PROBLEM TO SOLVE: Make an exact copy of all the records, one that contains none of the pictures.

ENTRIES SUPPLIED:
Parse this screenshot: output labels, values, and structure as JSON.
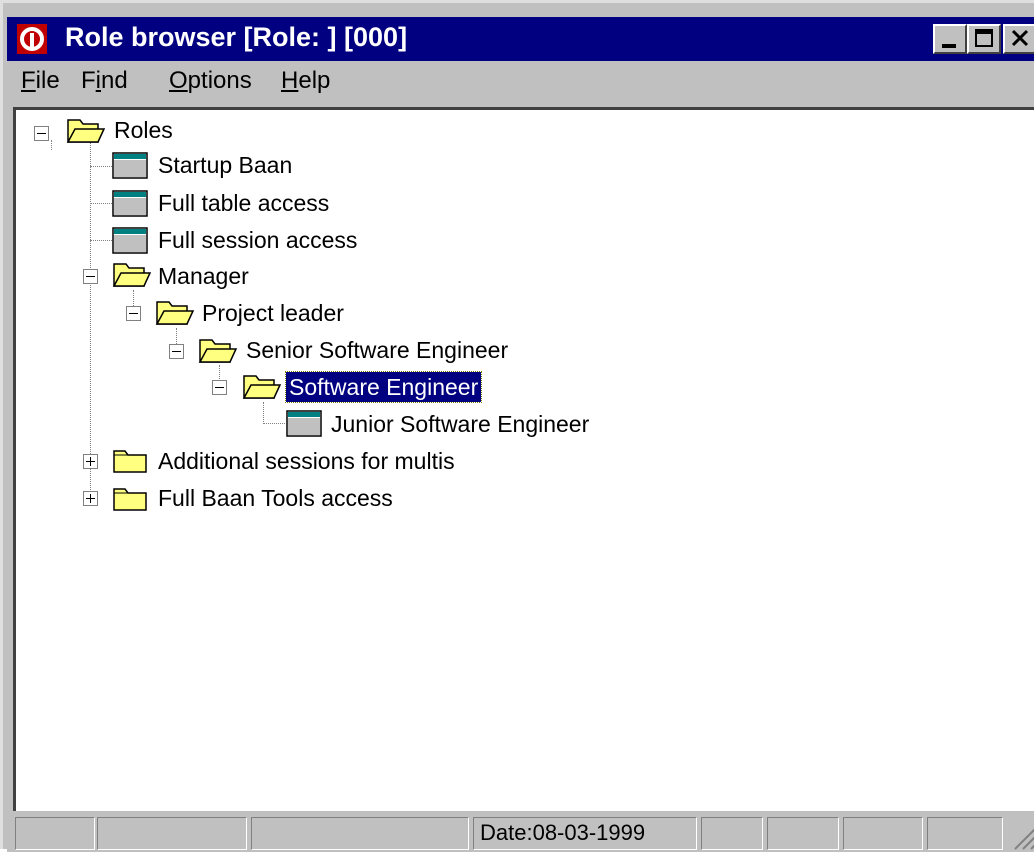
{
  "window": {
    "title": "Role browser [Role: ] [000]",
    "buttons": {
      "minimize": "_",
      "maximize": "□",
      "close": "×"
    }
  },
  "menu": {
    "items": [
      {
        "label": "File",
        "mnemonic": "F"
      },
      {
        "label": "Find",
        "mnemonic": "i"
      },
      {
        "label": "Options",
        "mnemonic": "O"
      },
      {
        "label": "Help",
        "mnemonic": "H"
      }
    ]
  },
  "tree": {
    "root": "Roles",
    "nodes": [
      {
        "label": "Startup Baan",
        "type": "role"
      },
      {
        "label": "Full table access",
        "type": "role"
      },
      {
        "label": "Full session access",
        "type": "role"
      },
      {
        "label": "Manager",
        "type": "folder-open"
      },
      {
        "label": "Project leader",
        "type": "folder-open"
      },
      {
        "label": "Senior Software Engineer",
        "type": "folder-open"
      },
      {
        "label": "Software Engineer",
        "type": "folder-open",
        "selected": true
      },
      {
        "label": "Junior Software Engineer",
        "type": "role"
      },
      {
        "label": "Additional sessions for multis",
        "type": "folder-closed"
      },
      {
        "label": "Full Baan Tools access",
        "type": "folder-closed"
      }
    ]
  },
  "status": {
    "date": "Date:08-03-1999"
  },
  "colors": {
    "titlebar": "#000080",
    "selection": "#000080",
    "folder": "#ffff80",
    "chrome": "#c0c0c0"
  }
}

PROBLEM SOLUTION:
Parse this screenshot: output labels, values, and structure as JSON.
{
  "window": {
    "title": "Role browser [Role: ] [000]",
    "buttons": {
      "minimize": "_",
      "maximize": "□",
      "close": "×"
    }
  },
  "menu": {
    "items": [
      {
        "label": "File",
        "mnemonic": "F"
      },
      {
        "label": "Find",
        "mnemonic": "i"
      },
      {
        "label": "Options",
        "mnemonic": "O"
      },
      {
        "label": "Help",
        "mnemonic": "H"
      }
    ]
  },
  "tree": {
    "root": "Roles",
    "nodes": [
      {
        "label": "Startup Baan",
        "type": "role"
      },
      {
        "label": "Full table access",
        "type": "role"
      },
      {
        "label": "Full session access",
        "type": "role"
      },
      {
        "label": "Manager",
        "type": "folder-open"
      },
      {
        "label": "Project leader",
        "type": "folder-open"
      },
      {
        "label": "Senior Software Engineer",
        "type": "folder-open"
      },
      {
        "label": "Software Engineer",
        "type": "folder-open",
        "selected": true
      },
      {
        "label": "Junior Software Engineer",
        "type": "role"
      },
      {
        "label": "Additional sessions for multis",
        "type": "folder-closed"
      },
      {
        "label": "Full Baan Tools access",
        "type": "folder-closed"
      }
    ]
  },
  "status": {
    "date": "Date:08-03-1999"
  },
  "colors": {
    "titlebar": "#000080",
    "selection": "#000080",
    "folder": "#ffff80",
    "chrome": "#c0c0c0"
  }
}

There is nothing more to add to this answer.